Education for sustainable development

The Sustainable Development Goals set out the scale of the challenges all societies and nations face. Goal 4, Ensure inclusive and quality education for all and promote lifelong learning, contains target 7: By 2030, ensure that all learners acquire the knowledge and skills needed to promote sustainable development, including, among others, through education for sustainable development and sustainable lifestyles, human rights, gender equality, promotion of a culture of peace and non-violence, global citizenship and appreciation of cultural diversity and of culture’s contribution to sustainable development. Researching what needs to be taught, how it should be taught and who needs to act to meet this target is central to how The Open University itself can contribute. Equally, the forms of open and distance education that The Open University supports offer scale and reach to this action research.

Current projects

TIDE (2018-21)

The UK Aid funded Transformation by Innovation in Distance Education (TIDE) project is bringing together universities in the UK and Myanmar to strengthen and support innovations in Myanmar’s extensive distance education system, both at institutional levels and in the design and delivery of learning, making use of the country’s rapidly emerging ICT infrastructure. TIDE is developing competency frameworks and relevant educational resources to support improvements in educational practices that improves both distance education in general and education for environment and sustainable development specifically.

While primarily an international development project a significant amount of action research within and on the project is also being undertaken.

More details on the Tide (2018-21) project are available.

Lead OU researchers: Andy Lane

GCRF studentship (2019-22)

This Global Challenge Research Fund supported studentship is investigating the staff and student experience of informal and formal Education for Sustainable Development (ESD) in Myanmar. This will include the different drivers and determinants of staff and student attitudes and behaviours towards SD within different learning contexts as well as what drives and determines the provision of such education from higher education institutions (HEIs). It will be working in conjunction with the TIDE project.

Lead OU researchers: BoBo Lwin, Andy Lane and Rachel Slater

Completed projects

SusTEACH (2011-13)

This Jisc funded project, under their Greening ICT programme, examined the transformative impacts of ICTs on Higher Education teaching models and conducted an environmental assessment of the impacts of courses/modules using different models from several Higher Educational Institutions, including Loughborough University, Cranfield University and Oxford University as well as the Open University. We also reanalysed similar data collected some years previously for the Factor 10 Visions project at the OU when the use of ICTs was much less common.

We also developed a sustainability toolkit for UK Higher Education (HE) based on the above data analysis of our findings following an environmental assessment of different HE Teaching Models using ICTs. This toolkit supports lecturers and academic designers with the design of new courses/modules and qualification programmes, and also provides resources to support greater awareness of their likely carbon impacts. The wider aim is to encourage adoption of the toolkit to support institutional transformation in HE.

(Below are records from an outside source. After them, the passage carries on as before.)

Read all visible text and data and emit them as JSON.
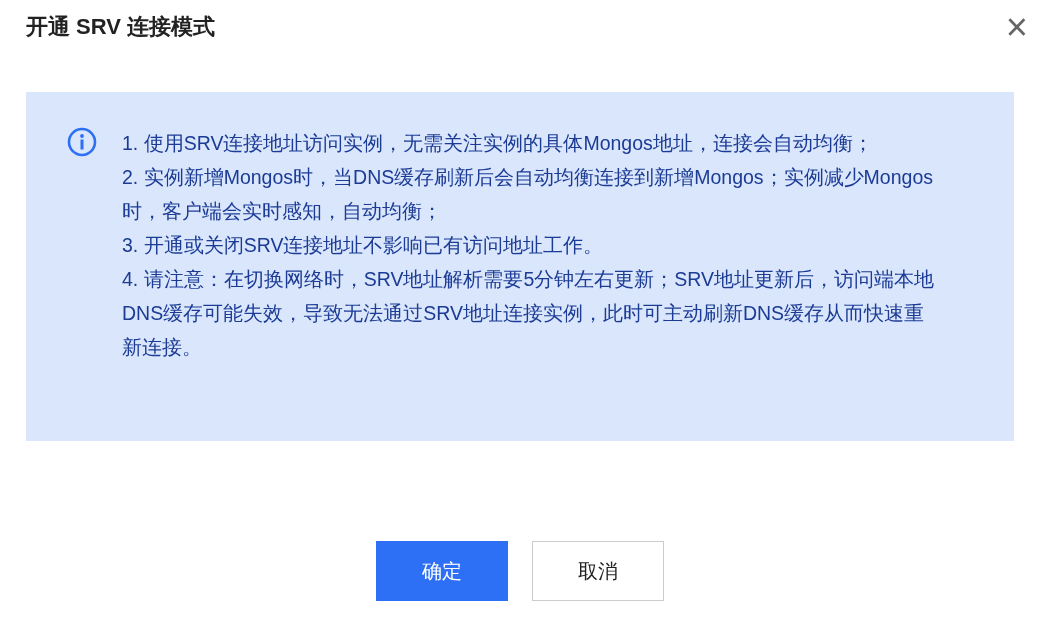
{
  "dialog": {
    "title": "开通 SRV 连接模式",
    "close": "×"
  },
  "notice": {
    "items": [
      "1. 使用SRV连接地址访问实例，无需关注实例的具体Mongos地址，连接会自动均衡；",
      "2. 实例新增Mongos时，当DNS缓存刷新后会自动均衡连接到新增Mongos；实例减少Mongos时，客户端会实时感知，自动均衡；",
      "3. 开通或关闭SRV连接地址不影响已有访问地址工作。",
      "4. 请注意：在切换网络时，SRV地址解析需要5分钟左右更新；SRV地址更新后，访问端本地DNS缓存可能失效，导致无法通过SRV地址连接实例，此时可主动刷新DNS缓存从而快速重新连接。"
    ]
  },
  "buttons": [
    {
      "label": "确定",
      "kind": "primary"
    },
    {
      "label": "取消",
      "kind": "secondary"
    }
  ]
}
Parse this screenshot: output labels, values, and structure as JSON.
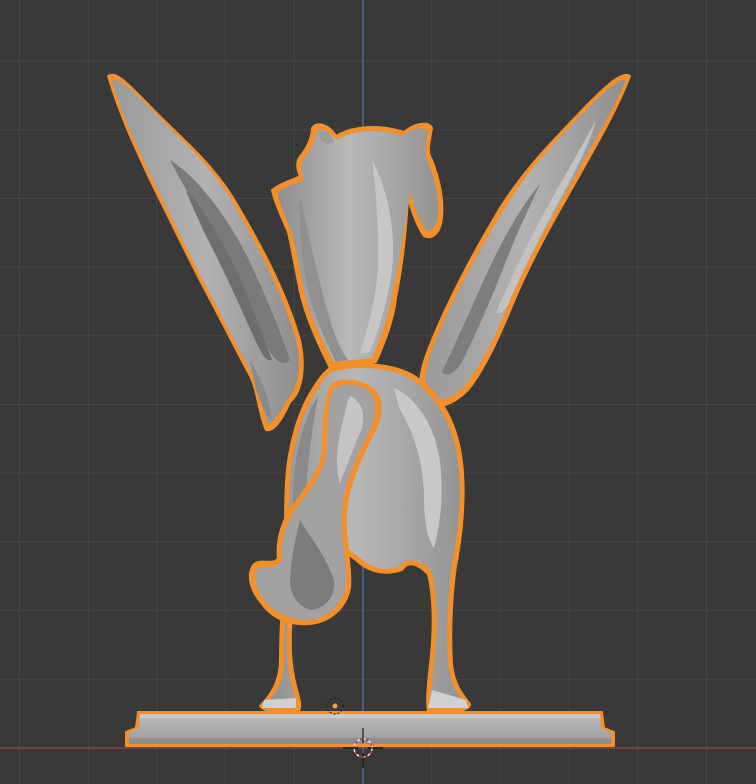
{
  "viewport": {
    "background": "#393939",
    "grid_minor_color": "#464646",
    "grid_major_color": "#4c4c4c",
    "axis_z_color": "#5b7fc4",
    "axis_x_color": "#b0484f",
    "selection_outline_color": "#f2902c",
    "object_fill_color": "#a8a8a8",
    "object_shade_color": "#8c8c8c",
    "object_highlight_color": "#c4c4c4"
  },
  "scene_object": {
    "name": "pegasus-statue",
    "selected": true
  },
  "gizmos": {
    "cursor_icon": "3d-cursor-icon",
    "origin_icon": "object-origin-icon"
  }
}
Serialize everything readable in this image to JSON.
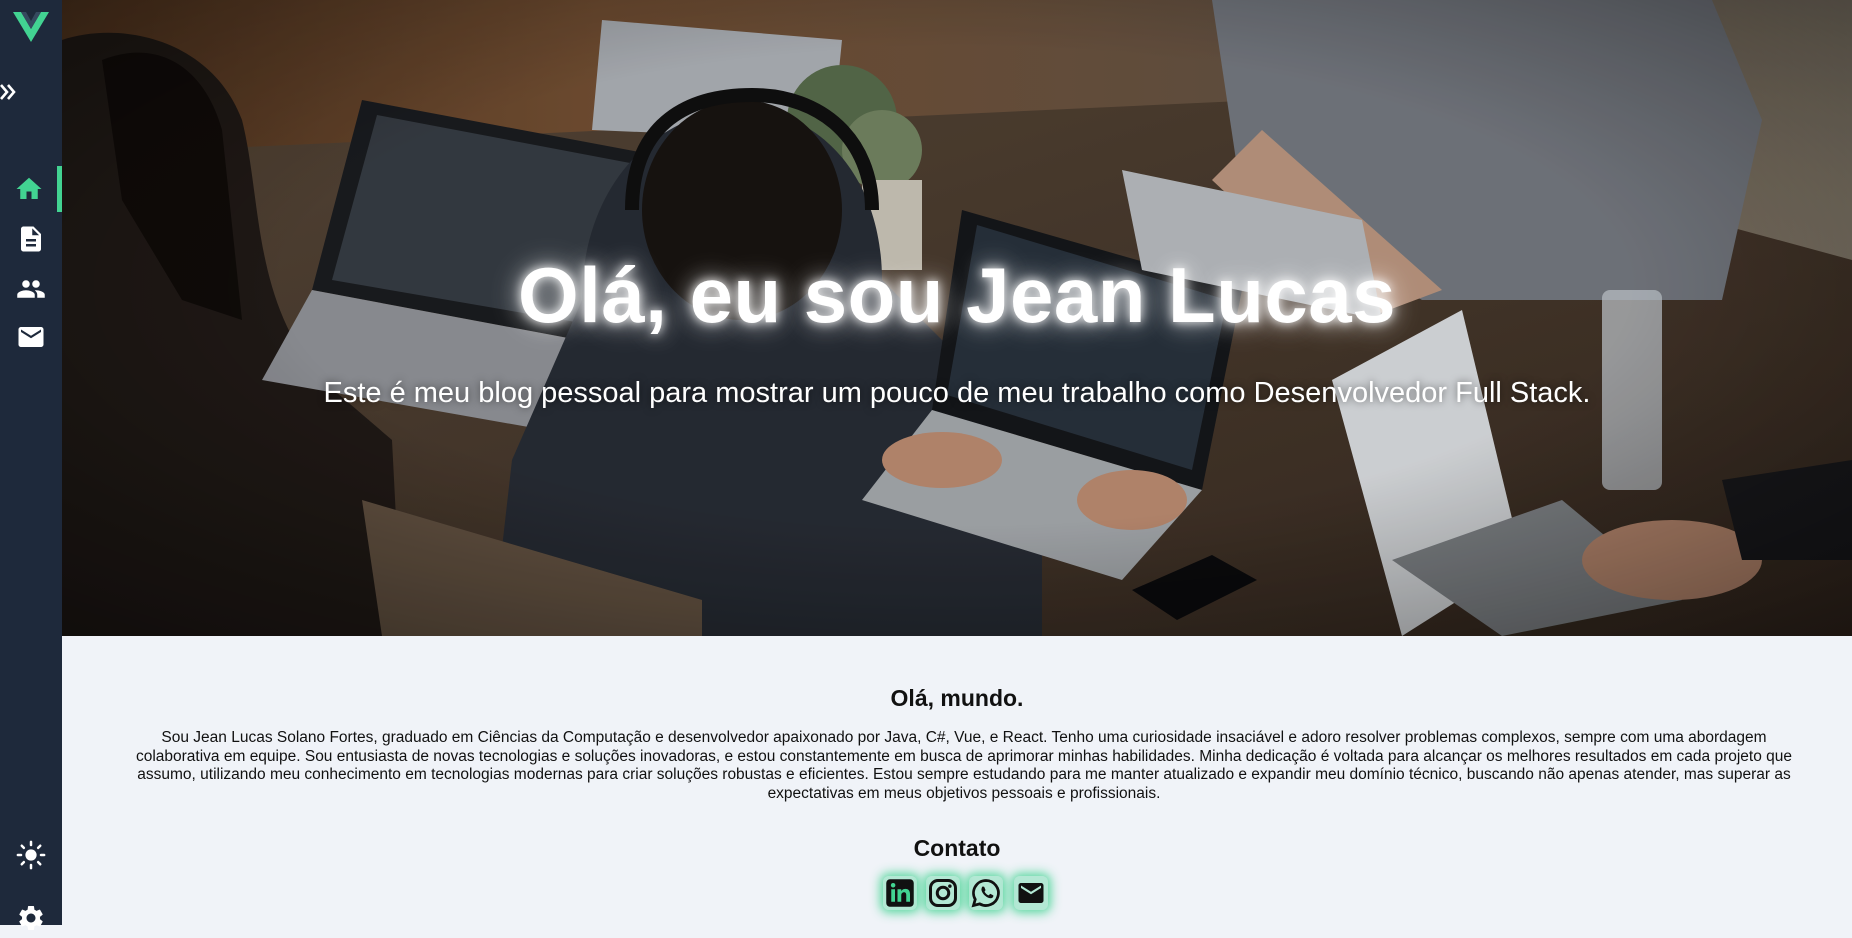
{
  "sidebar": {
    "logo": "vue-logo-icon",
    "toggle": "double-chevron-right-icon",
    "items": [
      {
        "icon": "home-icon",
        "active": true
      },
      {
        "icon": "document-icon",
        "active": false
      },
      {
        "icon": "people-icon",
        "active": false
      },
      {
        "icon": "mail-icon",
        "active": false
      }
    ],
    "bottom": [
      {
        "icon": "sun-icon"
      },
      {
        "icon": "gear-icon"
      }
    ]
  },
  "hero": {
    "title": "Olá, eu sou Jean Lucas",
    "subtitle": "Este é meu blog pessoal para mostrar um pouco de meu trabalho como Desenvolvedor Full Stack."
  },
  "about": {
    "heading": "Olá, mundo.",
    "text": "Sou Jean Lucas Solano Fortes, graduado em Ciências da Computação e desenvolvedor apaixonado por Java, C#, Vue, e React. Tenho uma curiosidade insaciável e adoro resolver problemas complexos, sempre com uma abordagem colaborativa em equipe. Sou entusiasta de novas tecnologias e soluções inovadoras, e estou constantemente em busca de aprimorar minhas habilidades. Minha dedicação é voltada para alcançar os melhores resultados em cada projeto que assumo, utilizando meu conhecimento em tecnologias modernas para criar soluções robustas e eficientes. Estou sempre estudando para me manter atualizado e expandir meu domínio técnico, buscando não apenas atender, mas superar as expectativas em meus objetivos pessoais e profissionais."
  },
  "contact": {
    "heading": "Contato",
    "links": [
      "linkedin-icon",
      "instagram-icon",
      "whatsapp-icon",
      "mail-icon"
    ]
  },
  "colors": {
    "sidebar": "#1e293b",
    "accent": "#42d392",
    "background": "#f0f3f8"
  }
}
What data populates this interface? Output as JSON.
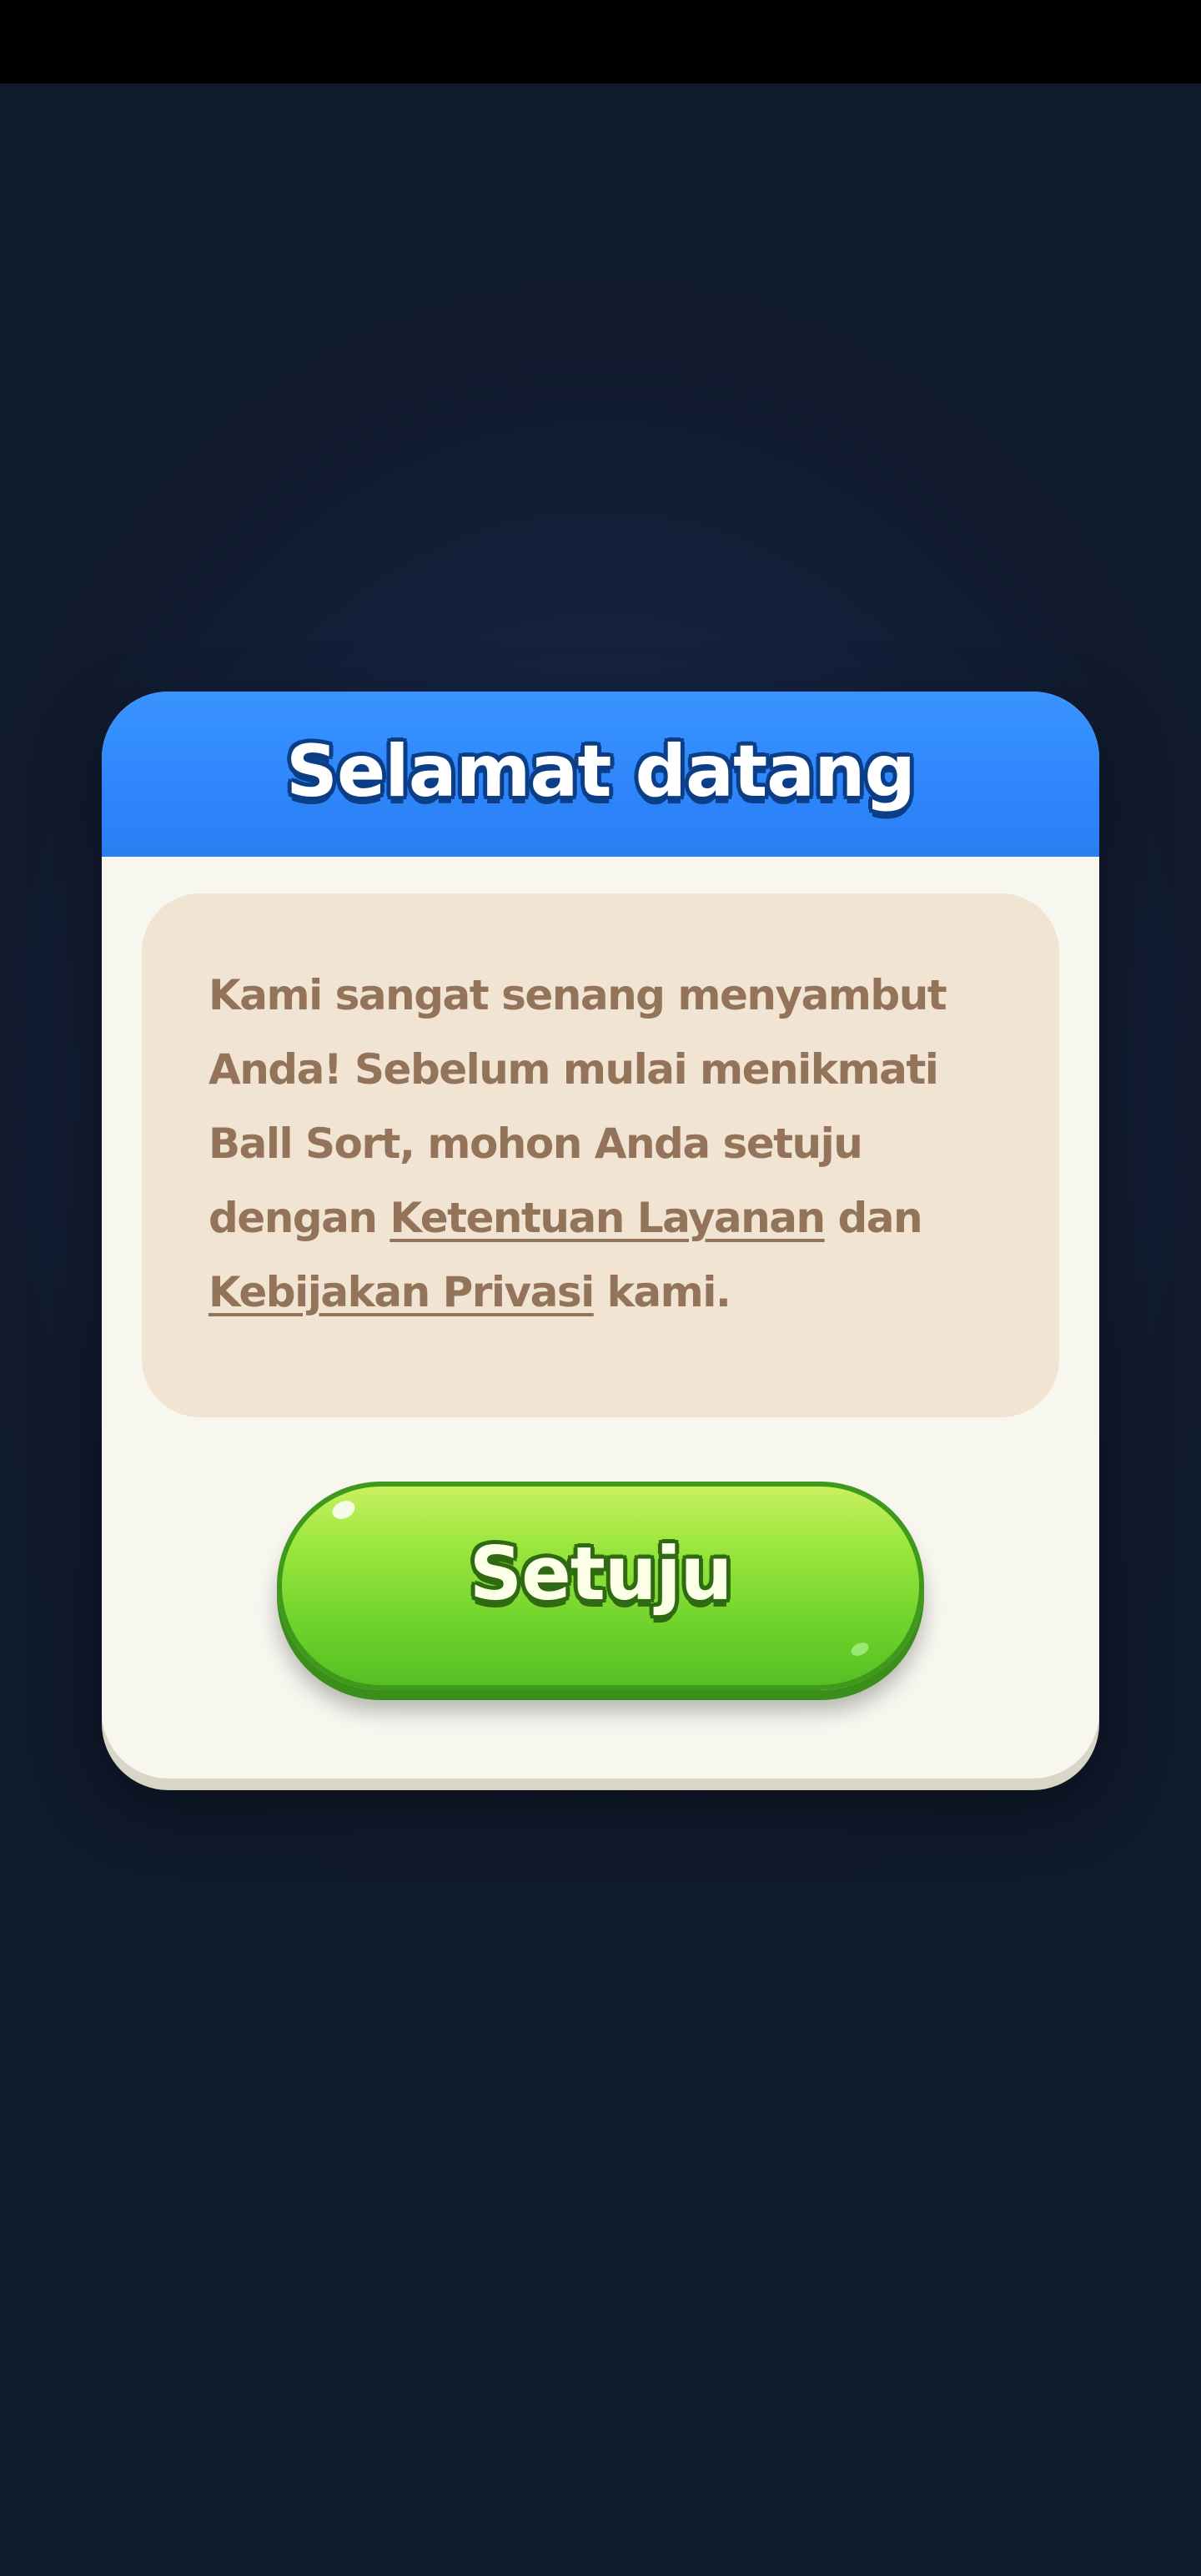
{
  "dialog": {
    "title": "Selamat datang",
    "message": {
      "intro": "Kami sangat senang menyambut Anda! Sebelum mulai menikmati Ball Sort, mohon Anda setuju dengan ",
      "terms_link": "Ketentuan Layanan",
      "conjunction": " dan ",
      "privacy_link": "Kebijakan Privasi",
      "outro": " kami."
    },
    "agree_button_label": "Setuju"
  },
  "colors": {
    "background": "#111a2d",
    "header_blue": "#2e86fb",
    "panel_beige": "#f2e4d3",
    "text_brown": "#93735a",
    "button_green": "#74d62e"
  }
}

More details on SusTEACH (2011-13) are available as well as this free course on The environmental impact of teaching and learning.

Academic Staff

  • Lead OU researchers: Andy Lane and Sally Caird